Publication Type:Journal Article
Source:Philosophical Transactions of the Royal Society of London A: Mathematical, Physical and Engineering Sciences, Volume 369, Issue 1943, p.1925 - 1942 (2011)
Emissions reduction legislation relies upon ‘bottom-up’ accounting of industrial and biogenic greenhouse-gas (GHG) emissions at their sources. Yet, even for relatively well-constrained industrial GHGs, global emissions based on ‘top-down’ methods that use atmospheric measurements often agree poorly with the reported bottom-up emissions. For emissions reduction legislation to be effective, it is essential that these discrepancies be resolved. Because emissions are regulated nationally or regionally, not globally, top-down estimates must also be determined at these scales. High-frequency atmospheric GHG measurements at well-chosen station locations record ‘pollution events’ above the background values that result from regional emissions. By combining such measurements with inverse methods and atmospheric transport and chemistry models, it is possible to map and quantify regional emissions. Even with the sparse current network of measurement stations and current inverse-modelling techniques, it is possible to rival the accuracies of regional ‘bottom-up’ emission estimates for some GHGs. But meeting the verification goals of emissions reduction legislation will require major increases in the density and types of atmospheric observations, as well as expanded inverse-modelling capabilities.

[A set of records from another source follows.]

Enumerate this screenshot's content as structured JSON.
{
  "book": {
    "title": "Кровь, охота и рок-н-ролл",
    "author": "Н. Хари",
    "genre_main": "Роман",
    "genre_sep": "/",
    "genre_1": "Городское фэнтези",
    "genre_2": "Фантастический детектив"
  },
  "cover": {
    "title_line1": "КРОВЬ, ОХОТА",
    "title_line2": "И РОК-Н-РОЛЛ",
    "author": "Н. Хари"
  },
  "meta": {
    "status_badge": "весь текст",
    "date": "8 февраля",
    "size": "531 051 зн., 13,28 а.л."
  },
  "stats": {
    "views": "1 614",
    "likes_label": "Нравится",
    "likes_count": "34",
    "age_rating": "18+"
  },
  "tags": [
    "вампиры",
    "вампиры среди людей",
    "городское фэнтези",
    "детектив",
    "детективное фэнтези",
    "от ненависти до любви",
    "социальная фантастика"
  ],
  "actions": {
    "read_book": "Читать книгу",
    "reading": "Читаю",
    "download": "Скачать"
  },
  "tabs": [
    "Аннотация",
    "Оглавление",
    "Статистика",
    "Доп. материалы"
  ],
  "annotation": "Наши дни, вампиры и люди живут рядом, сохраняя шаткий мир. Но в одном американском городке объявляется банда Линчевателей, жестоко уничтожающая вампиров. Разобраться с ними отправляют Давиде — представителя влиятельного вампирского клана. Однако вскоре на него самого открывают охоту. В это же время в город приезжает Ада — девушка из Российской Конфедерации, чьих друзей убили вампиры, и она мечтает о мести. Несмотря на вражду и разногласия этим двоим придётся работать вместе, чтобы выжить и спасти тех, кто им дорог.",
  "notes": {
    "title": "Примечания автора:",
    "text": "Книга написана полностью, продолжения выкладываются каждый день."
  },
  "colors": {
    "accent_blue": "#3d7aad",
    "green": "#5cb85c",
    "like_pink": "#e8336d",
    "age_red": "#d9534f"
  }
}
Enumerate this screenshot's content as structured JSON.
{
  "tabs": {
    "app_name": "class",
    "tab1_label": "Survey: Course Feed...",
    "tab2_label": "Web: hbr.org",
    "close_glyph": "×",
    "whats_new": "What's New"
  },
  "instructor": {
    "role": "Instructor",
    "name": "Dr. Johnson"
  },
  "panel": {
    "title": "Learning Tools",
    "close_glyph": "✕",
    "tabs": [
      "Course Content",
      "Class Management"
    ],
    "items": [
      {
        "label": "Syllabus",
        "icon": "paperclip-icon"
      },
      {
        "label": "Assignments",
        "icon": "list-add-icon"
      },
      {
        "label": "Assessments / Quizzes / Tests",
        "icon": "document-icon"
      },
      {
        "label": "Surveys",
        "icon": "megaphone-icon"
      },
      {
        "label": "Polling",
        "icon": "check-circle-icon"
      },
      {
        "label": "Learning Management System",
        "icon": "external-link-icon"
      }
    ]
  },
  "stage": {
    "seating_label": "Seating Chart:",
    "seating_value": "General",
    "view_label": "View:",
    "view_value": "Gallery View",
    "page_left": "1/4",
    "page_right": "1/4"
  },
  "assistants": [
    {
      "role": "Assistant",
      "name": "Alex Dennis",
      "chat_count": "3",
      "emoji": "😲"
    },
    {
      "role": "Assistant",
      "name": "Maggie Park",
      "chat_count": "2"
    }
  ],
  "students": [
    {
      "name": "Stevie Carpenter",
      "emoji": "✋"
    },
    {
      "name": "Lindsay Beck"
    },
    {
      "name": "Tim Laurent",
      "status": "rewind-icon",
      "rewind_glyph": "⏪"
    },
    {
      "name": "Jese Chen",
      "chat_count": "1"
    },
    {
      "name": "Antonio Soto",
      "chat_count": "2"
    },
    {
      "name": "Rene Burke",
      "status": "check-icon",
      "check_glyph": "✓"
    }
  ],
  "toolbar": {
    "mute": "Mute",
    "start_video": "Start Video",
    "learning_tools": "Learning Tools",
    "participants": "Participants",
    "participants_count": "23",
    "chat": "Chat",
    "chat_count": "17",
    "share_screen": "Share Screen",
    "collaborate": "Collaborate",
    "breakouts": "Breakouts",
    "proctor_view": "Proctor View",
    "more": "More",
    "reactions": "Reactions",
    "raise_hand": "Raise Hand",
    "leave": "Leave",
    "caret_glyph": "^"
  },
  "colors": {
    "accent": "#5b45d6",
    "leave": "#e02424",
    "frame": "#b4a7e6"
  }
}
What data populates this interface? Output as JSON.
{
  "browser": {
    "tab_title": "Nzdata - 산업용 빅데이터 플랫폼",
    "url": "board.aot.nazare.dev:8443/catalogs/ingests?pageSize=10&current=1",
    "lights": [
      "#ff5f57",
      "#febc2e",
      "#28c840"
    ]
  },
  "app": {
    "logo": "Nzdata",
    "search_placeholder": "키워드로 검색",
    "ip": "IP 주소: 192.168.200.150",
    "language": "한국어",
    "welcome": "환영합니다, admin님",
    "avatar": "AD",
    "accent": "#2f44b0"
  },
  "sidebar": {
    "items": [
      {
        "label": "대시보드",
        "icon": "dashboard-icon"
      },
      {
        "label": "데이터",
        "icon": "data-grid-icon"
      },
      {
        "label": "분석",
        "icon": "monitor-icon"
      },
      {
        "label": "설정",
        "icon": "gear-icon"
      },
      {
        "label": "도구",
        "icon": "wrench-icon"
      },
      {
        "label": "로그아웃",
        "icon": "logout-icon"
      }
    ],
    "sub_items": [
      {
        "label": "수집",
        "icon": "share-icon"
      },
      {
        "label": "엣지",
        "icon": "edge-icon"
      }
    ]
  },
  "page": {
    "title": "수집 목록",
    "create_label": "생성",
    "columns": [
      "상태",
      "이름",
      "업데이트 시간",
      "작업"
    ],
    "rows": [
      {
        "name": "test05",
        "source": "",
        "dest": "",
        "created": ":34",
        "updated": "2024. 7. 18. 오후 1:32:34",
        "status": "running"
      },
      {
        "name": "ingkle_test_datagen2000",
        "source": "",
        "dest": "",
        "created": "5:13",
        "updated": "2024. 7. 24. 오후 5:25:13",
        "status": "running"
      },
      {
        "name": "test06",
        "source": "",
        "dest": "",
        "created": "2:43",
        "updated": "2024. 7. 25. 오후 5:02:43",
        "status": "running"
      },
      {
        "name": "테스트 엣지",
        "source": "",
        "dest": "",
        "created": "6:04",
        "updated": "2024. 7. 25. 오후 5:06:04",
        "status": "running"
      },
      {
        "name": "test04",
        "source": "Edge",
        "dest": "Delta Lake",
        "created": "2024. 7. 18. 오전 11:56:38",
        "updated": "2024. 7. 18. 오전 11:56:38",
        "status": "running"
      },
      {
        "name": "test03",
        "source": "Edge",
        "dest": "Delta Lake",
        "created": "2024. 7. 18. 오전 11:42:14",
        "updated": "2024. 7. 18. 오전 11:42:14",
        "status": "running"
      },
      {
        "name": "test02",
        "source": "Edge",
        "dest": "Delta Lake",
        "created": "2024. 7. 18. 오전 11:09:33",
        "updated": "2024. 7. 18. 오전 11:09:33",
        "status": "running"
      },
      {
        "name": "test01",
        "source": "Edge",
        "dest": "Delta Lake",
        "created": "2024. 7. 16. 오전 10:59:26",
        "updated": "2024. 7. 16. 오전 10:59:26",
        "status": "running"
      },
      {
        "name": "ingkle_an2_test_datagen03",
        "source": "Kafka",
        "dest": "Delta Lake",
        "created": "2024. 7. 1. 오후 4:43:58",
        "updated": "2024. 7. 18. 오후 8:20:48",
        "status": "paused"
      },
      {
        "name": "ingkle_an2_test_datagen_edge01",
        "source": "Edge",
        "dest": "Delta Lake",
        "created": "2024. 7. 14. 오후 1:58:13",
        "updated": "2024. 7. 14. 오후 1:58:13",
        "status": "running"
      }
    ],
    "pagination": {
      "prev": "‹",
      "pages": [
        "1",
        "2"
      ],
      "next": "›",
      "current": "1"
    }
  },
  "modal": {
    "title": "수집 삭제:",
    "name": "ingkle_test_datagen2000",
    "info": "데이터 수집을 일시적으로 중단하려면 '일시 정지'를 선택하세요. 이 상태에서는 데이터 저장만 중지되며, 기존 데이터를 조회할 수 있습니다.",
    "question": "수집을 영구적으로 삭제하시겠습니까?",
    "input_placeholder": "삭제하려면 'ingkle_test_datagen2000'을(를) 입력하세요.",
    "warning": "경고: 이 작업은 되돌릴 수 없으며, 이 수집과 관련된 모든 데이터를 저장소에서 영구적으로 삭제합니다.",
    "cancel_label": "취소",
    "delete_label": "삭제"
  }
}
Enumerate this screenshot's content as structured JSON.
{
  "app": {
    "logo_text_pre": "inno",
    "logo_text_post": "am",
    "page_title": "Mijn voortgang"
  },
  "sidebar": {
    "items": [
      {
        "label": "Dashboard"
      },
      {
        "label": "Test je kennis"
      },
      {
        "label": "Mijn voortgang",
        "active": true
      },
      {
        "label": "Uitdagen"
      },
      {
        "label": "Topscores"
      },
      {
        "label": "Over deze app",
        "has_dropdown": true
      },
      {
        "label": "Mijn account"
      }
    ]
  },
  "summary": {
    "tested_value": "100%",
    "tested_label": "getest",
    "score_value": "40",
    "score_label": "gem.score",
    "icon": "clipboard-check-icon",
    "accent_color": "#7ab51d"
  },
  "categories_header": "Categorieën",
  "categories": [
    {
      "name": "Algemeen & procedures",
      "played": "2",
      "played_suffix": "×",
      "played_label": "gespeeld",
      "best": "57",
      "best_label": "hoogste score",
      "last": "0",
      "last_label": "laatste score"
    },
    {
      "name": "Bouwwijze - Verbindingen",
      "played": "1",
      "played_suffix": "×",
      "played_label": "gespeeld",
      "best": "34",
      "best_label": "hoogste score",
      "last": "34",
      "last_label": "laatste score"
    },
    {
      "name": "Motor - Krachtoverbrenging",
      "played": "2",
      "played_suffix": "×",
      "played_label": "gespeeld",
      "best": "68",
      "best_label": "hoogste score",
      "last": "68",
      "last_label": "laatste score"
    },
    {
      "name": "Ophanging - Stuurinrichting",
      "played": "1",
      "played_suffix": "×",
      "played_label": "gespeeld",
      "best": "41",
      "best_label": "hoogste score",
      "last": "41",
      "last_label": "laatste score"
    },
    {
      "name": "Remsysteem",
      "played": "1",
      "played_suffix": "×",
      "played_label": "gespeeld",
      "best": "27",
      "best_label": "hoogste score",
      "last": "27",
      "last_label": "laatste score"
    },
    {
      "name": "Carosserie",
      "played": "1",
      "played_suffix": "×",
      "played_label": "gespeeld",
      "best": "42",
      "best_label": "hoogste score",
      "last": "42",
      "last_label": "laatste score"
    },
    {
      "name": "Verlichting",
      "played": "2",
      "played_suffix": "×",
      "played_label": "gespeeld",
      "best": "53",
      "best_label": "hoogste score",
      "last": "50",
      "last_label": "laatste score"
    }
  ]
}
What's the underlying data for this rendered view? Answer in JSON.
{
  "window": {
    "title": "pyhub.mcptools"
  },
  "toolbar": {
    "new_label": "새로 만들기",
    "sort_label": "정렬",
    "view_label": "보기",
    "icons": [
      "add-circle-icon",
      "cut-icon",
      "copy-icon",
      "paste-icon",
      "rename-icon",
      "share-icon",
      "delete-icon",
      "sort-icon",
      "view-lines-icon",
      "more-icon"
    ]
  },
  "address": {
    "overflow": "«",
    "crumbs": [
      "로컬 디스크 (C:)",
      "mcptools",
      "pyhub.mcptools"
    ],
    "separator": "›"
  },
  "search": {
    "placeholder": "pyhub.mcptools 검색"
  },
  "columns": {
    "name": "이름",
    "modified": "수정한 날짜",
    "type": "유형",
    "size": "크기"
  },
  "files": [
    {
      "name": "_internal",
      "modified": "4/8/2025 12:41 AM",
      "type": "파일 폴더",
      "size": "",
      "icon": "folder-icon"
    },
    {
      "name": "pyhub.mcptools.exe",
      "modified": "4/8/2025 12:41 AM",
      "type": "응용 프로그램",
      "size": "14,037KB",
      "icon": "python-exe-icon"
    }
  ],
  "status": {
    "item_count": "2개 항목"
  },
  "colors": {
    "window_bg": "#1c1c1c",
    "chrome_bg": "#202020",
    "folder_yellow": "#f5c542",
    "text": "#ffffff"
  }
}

The cost of this effort would be minor when compared with current investments in carbon-equivalent trading, and would reduce the volatility of that market and increase investment in emissions reduction.